Hebrew Center series focuses on ‘healing a broken world’

The six-part speaker series will start on Thursday, starting with Maryland Rep. Jamie Raskin.

Maryland Congressman Jamie Raskin will be on the Vineyard this week for a talk —Courtesy House Creative Services

The Martha’s Vineyard Hebrew Center Summer Institute will begin on Thursday, July 6, with a talk by Maryland Congressman Jamie Raskin.

For more than 20 years, the Summer Institute has hosted thought leaders from various fields such as politics, government, the arts, journalism, and science. 

Summer Institute chair Keith Heller says the speaker series embodies the Jewish concept of tikkun olam, meaning “to heal a broken world.”

“When we get speakers like [Beth Macy] talking about the tragedy of drugs in America, when we get Susan Eisenhower, who’s a foreign affairs expert and whose real area is Russia … these are areas where the world is broken,” Heller said. “In that sense, these speakers are totally consistent with Reform Judaism.”

According to Heller, this summer’s programming has six speakers on consecutive Thursdays, concluding on August 10.

On July 6, Congressman Raskin will present on democracy, gun violence, and the Constitution.

Susan Eisenhower, policy analyst and national security expert, will arrive July 13 for her talk, “The Second Cold War: Was It Avoidable? What Will It Mean?”

Journalist Beth Macy, author of “Dopesick: Dealers, Doctors, and the Drug Company that Addicted America,” will speak on July 20. Her talk focuses on America’s overdose crisis.

The former director of the Religious Action Center of Reform Judaism, Rabbi David Saperstein, will explore various controversies of religious freedom such as abortion and LGBTQ rights. His talk will occur on July 27. 

On August 3, president and CEO of the New York Philharmonic Deborah Borda will present “The Best Seat in the House.”
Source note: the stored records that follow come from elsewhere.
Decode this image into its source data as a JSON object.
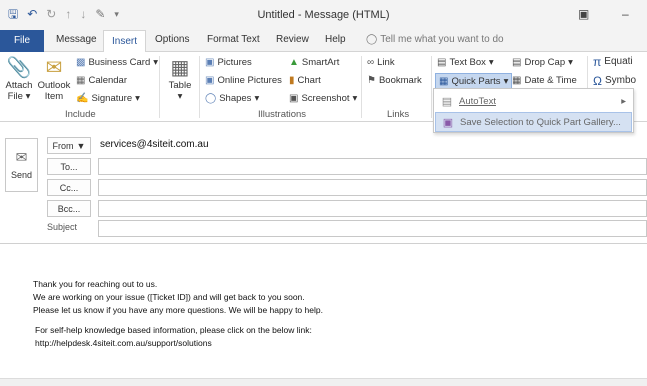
{
  "titlebar": {
    "title": "Untitled  -  Message (HTML)",
    "qat_icons": [
      "save-icon",
      "undo-icon",
      "redo-icon",
      "up-arrow-icon",
      "down-arrow-icon",
      "paint-icon",
      "customize-icon"
    ]
  },
  "tabs": [
    "File",
    "Message",
    "Insert",
    "Options",
    "Format Text",
    "Review",
    "Help"
  ],
  "active_tab": "Insert",
  "tell_me": "Tell me what you want to do",
  "ribbon": {
    "include": {
      "attach": "Attach",
      "attach2": "File",
      "outlook": "Outlook",
      "outlook2": "Item",
      "business_card": "Business Card",
      "calendar": "Calendar",
      "signature": "Signature",
      "label": "Include"
    },
    "tables": {
      "table": "Table"
    },
    "illustrations": {
      "pictures": "Pictures",
      "online_pictures": "Online Pictures",
      "shapes": "Shapes",
      "smartart": "SmartArt",
      "chart": "Chart",
      "screenshot": "Screenshot",
      "label": "Illustrations"
    },
    "links": {
      "link": "Link",
      "bookmark": "Bookmark",
      "label": "Links"
    },
    "text": {
      "text_box": "Text Box",
      "quick_parts": "Quick Parts",
      "drop_cap": "Drop Cap",
      "date_time": "Date & Time",
      "equation": "Equati",
      "symbol": "Symbo"
    }
  },
  "quick_parts_menu": {
    "autotext": "AutoText",
    "save_selection": "Save Selection to Quick Part Gallery..."
  },
  "compose": {
    "send": "Send",
    "from": "From",
    "from_value": "services@4siteit.com.au",
    "to": "To...",
    "cc": "Cc...",
    "bcc": "Bcc...",
    "subject": "Subject"
  },
  "body": {
    "line1": "Thank you for reaching out to us.",
    "line2": "We are working on your issue ([Ticket ID]) and will get back to you soon.",
    "line3": "Please let us know if you have any more questions. We will be happy to help.",
    "line4": "For self-help knowledge based information, please click on the below link:",
    "line5": "http://helpdesk.4siteit.com.au/support/solutions"
  }
}
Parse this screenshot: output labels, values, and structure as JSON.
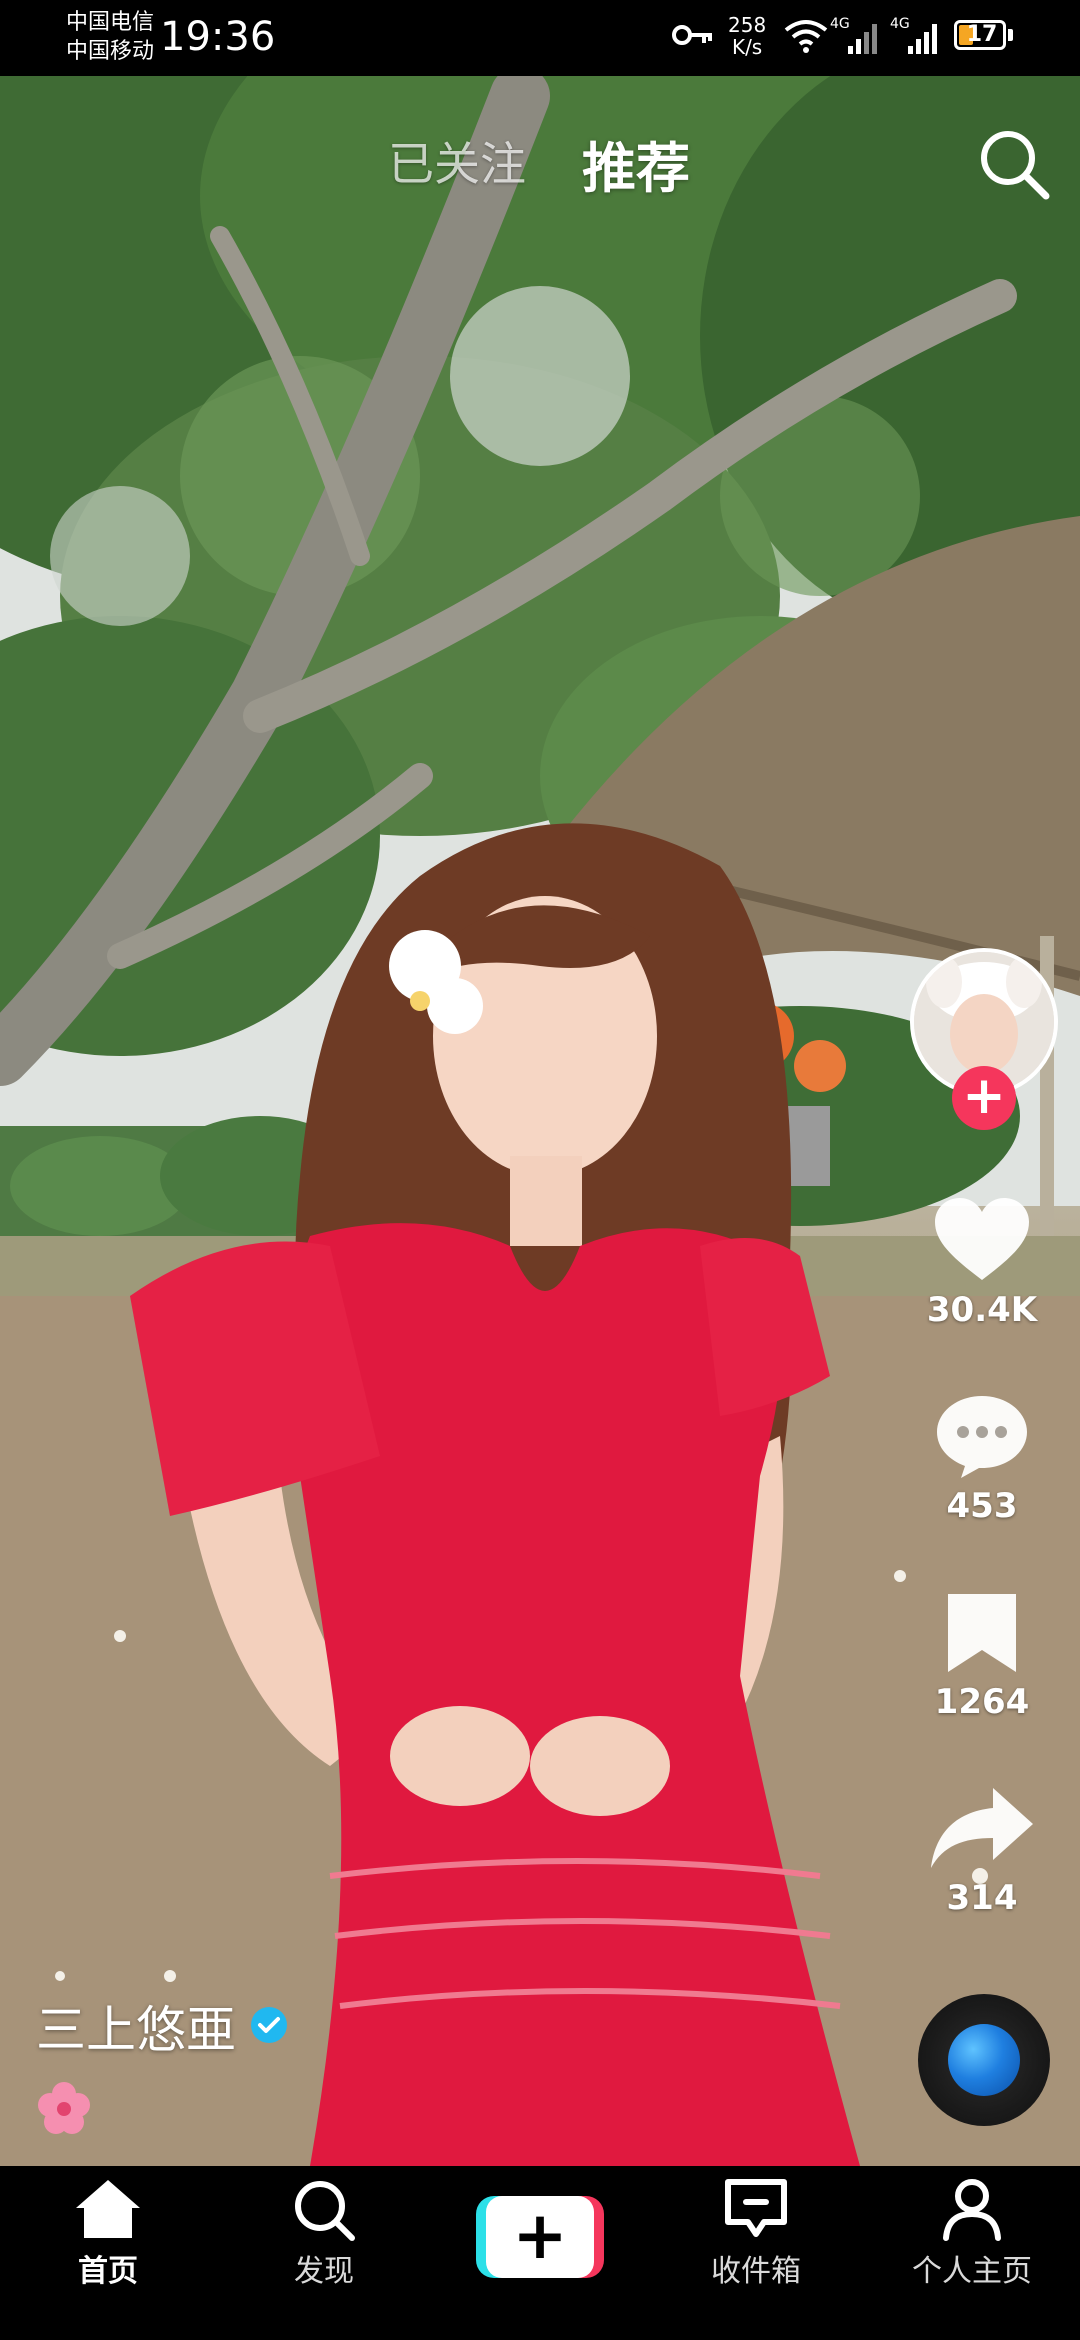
{
  "status_bar": {
    "carrier_1": "中国电信",
    "carrier_2": "中国移动",
    "time": "19:36",
    "net_speed_value": "258",
    "net_speed_unit": "K/s",
    "signal_1_label": "4G",
    "signal_2_label": "4G",
    "battery": "17"
  },
  "top_tabs": {
    "following": "已关注",
    "recommended": "推荐",
    "active": "recommended"
  },
  "actions": {
    "likes": "30.4K",
    "comments": "453",
    "favorites": "1264",
    "shares": "314"
  },
  "video": {
    "author": "三上悠亜",
    "verified": true,
    "caption_emoji": "🌸"
  },
  "bottom_nav": {
    "home": "首页",
    "discover": "发现",
    "create_symbol": "+",
    "inbox": "收件箱",
    "profile": "个人主页",
    "active": "home"
  },
  "colors": {
    "accent_red": "#f5365c",
    "accent_cyan": "#2ce0e8",
    "verified_blue": "#20b8f0"
  }
}
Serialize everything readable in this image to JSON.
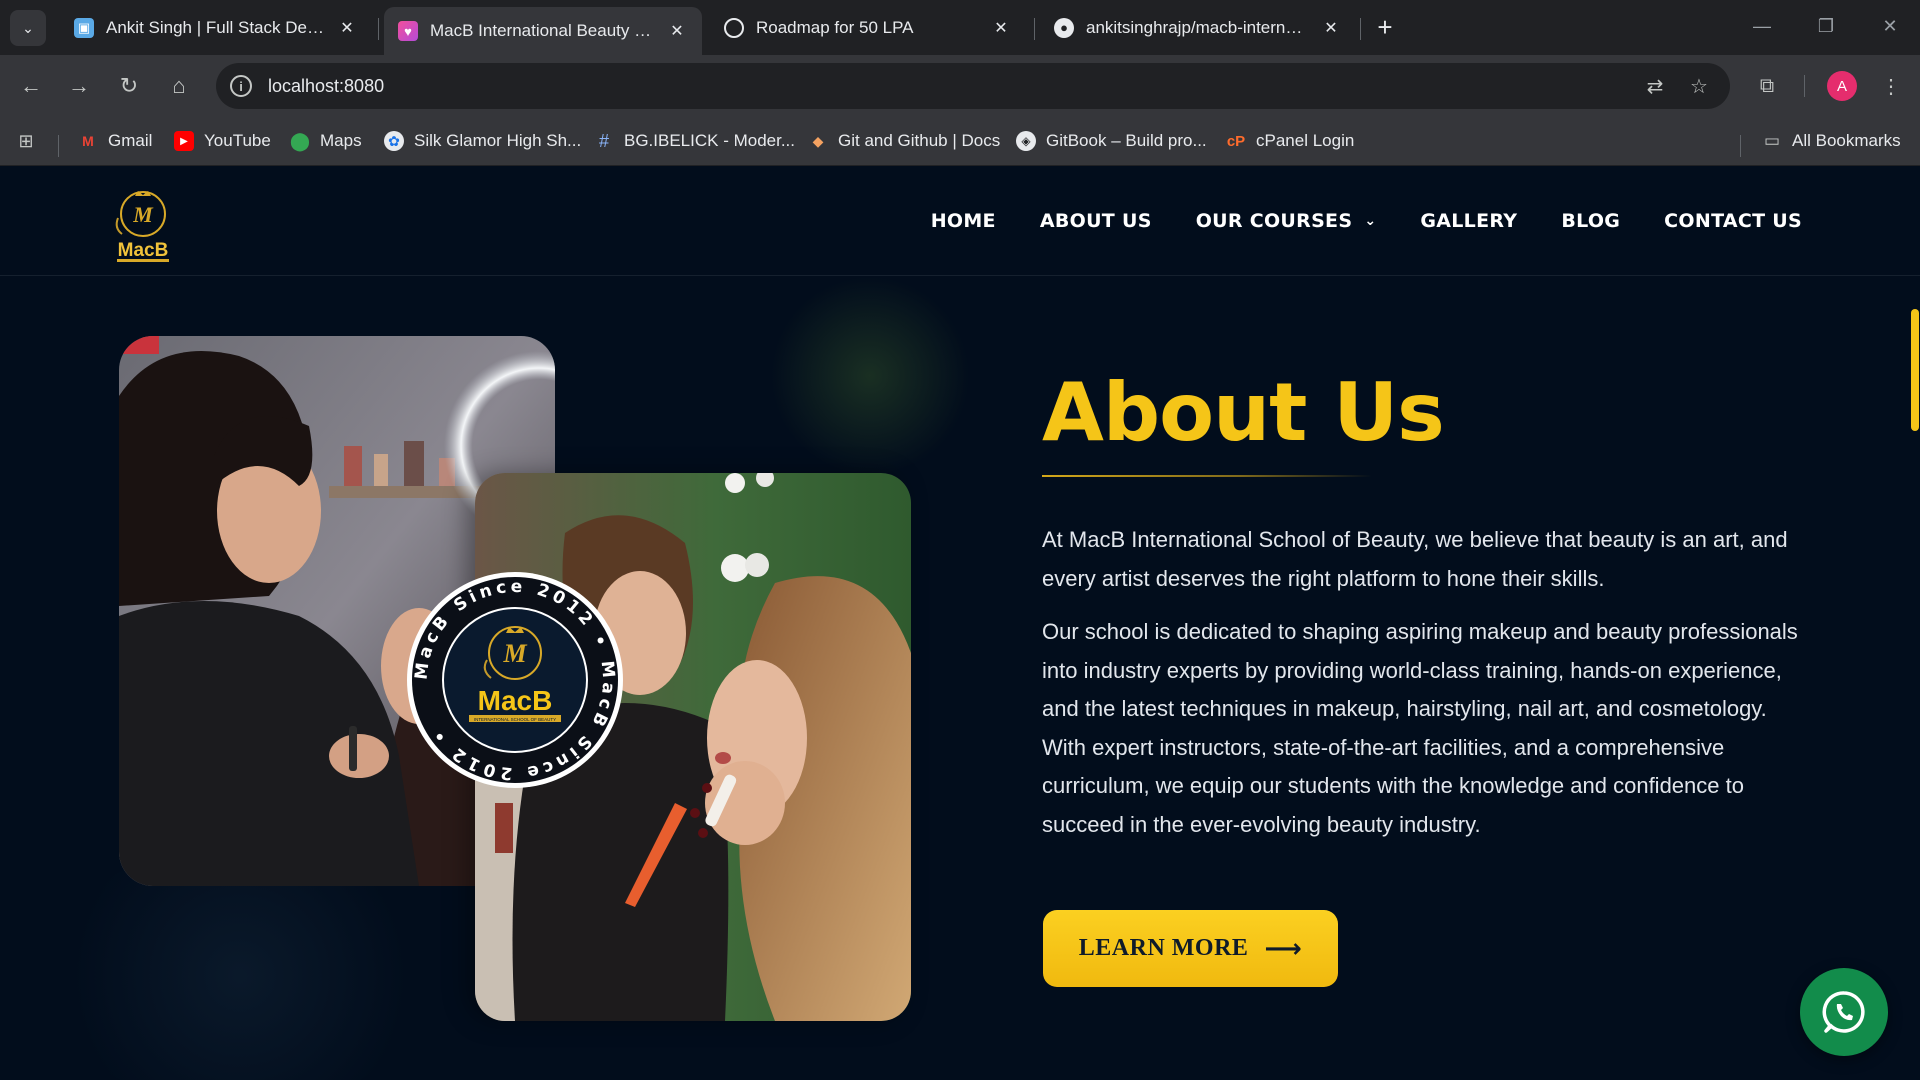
{
  "browser": {
    "tabs": [
      {
        "title": "Ankit Singh | Full Stack Develop",
        "favicon": "briefcase-icon",
        "active": false
      },
      {
        "title": "MacB International Beauty of Sc",
        "favicon": "makeup-icon",
        "active": true
      },
      {
        "title": "Roadmap for 50 LPA",
        "favicon": "openai-icon",
        "active": false
      },
      {
        "title": "ankitsinghrajp/macb-internatio",
        "favicon": "github-icon",
        "active": false
      }
    ],
    "url": "localhost:8080",
    "profile_initial": "A",
    "bookmarks": [
      {
        "label": "Gmail",
        "icon": "gmail-icon"
      },
      {
        "label": "YouTube",
        "icon": "youtube-icon"
      },
      {
        "label": "Maps",
        "icon": "maps-icon"
      },
      {
        "label": "Silk Glamor High Sh...",
        "icon": "silk-icon"
      },
      {
        "label": "BG.IBELICK - Moder...",
        "icon": "hash-icon"
      },
      {
        "label": "Git and Github | Docs",
        "icon": "git-icon"
      },
      {
        "label": "GitBook – Build pro...",
        "icon": "gitbook-icon"
      },
      {
        "label": "cPanel Login",
        "icon": "cpanel-icon"
      }
    ],
    "all_bookmarks": "All Bookmarks"
  },
  "site": {
    "logo_text": "MacB",
    "nav": [
      "HOME",
      "ABOUT US",
      "OUR COURSES",
      "GALLERY",
      "BLOG",
      "CONTACT US"
    ],
    "about": {
      "title": "About Us",
      "paragraph1": "At MacB International School of Beauty, we believe that beauty is an art, and every artist deserves the right platform to hone their skills.",
      "paragraph2": "Our school is dedicated to shaping aspiring makeup and beauty professionals into industry experts by providing world-class training, hands-on experience, and the latest techniques in makeup, hairstyling, nail art, and cosmetology. With expert instructors, state-of-the-art facilities, and a comprehensive curriculum, we equip our students with the knowledge and confidence to succeed in the ever-evolving beauty industry.",
      "button_label": "LEARN MORE"
    },
    "badge": {
      "ring_text": "MacB Since 2012 • MacB Since 2012 •",
      "brand": "MacB",
      "tagline": "INTERNATIONAL SCHOOL OF BEAUTY"
    },
    "colors": {
      "accent": "#f5c518",
      "background": "#020d1c",
      "whatsapp": "#128c4b"
    }
  }
}
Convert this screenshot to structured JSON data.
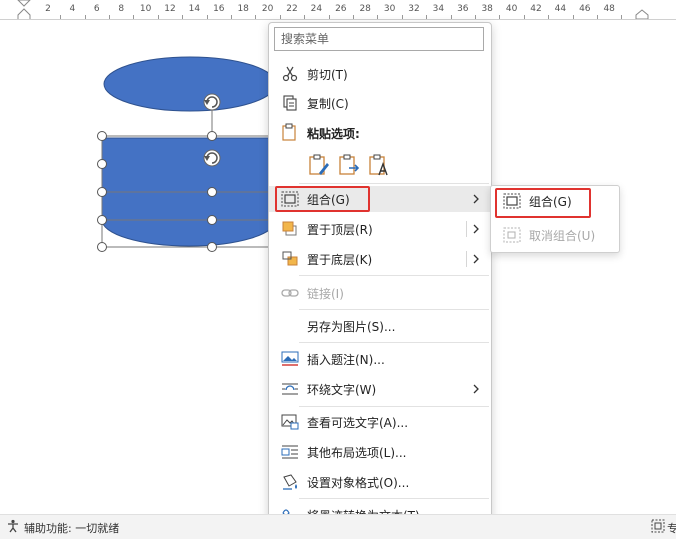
{
  "ruler": {
    "labels": [
      "2",
      "4",
      "6",
      "8",
      "10",
      "12",
      "14",
      "16",
      "18",
      "20",
      "22",
      "24",
      "26",
      "28",
      "30",
      "32",
      "34",
      "36",
      "38",
      "40",
      "42",
      "44",
      "46",
      "48"
    ]
  },
  "context_menu": {
    "search_placeholder": "搜索菜单",
    "items": {
      "cut": "剪切(T)",
      "copy": "复制(C)",
      "paste_options": "粘贴选项:",
      "group": "组合(G)",
      "bring_to_front": "置于顶层(R)",
      "send_to_back": "置于底层(K)",
      "link": "链接(I)",
      "save_as_picture": "另存为图片(S)...",
      "insert_caption": "插入题注(N)...",
      "wrap_text": "环绕文字(W)",
      "edit_alt_text": "查看可选文字(A)...",
      "more_layout": "其他布局选项(L)...",
      "format_object": "设置对象格式(O)...",
      "ink_to_text": "将墨迹转换为文本(T)"
    }
  },
  "submenu": {
    "group": "组合(G)",
    "ungroup": "取消组合(U)"
  },
  "status_bar": {
    "accessibility": "辅助功能: 一切就绪",
    "right_text": "专"
  },
  "colors": {
    "shape_fill": "#4472c4",
    "shape_stroke": "#2f528f",
    "highlight_border": "#e0332f",
    "icon_blue": "#2b6cb8",
    "icon_orange": "#c8823a"
  }
}
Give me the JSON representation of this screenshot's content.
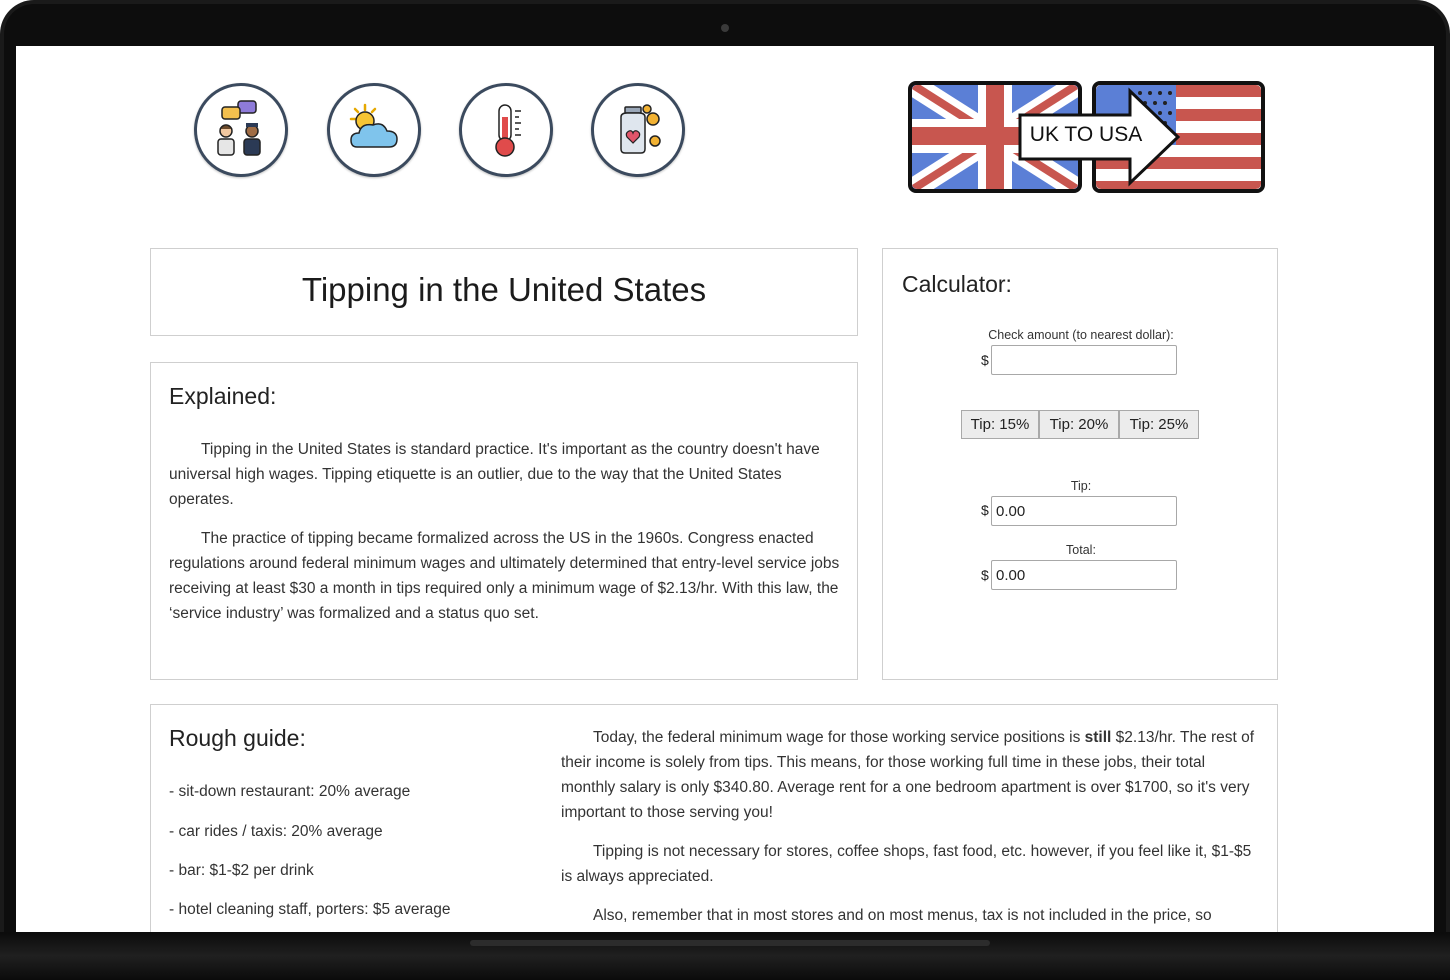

The speaker series will conclude on August 10 with a talk by economist and retired president of Harvard University Lawrence Bacow. 

Heller says that they typically invite unique voices to join them. “We tend not to invite Vineyard personalities,” the institute chair said. “We get speakers from off-Island … we want them to experience the Vineyard.”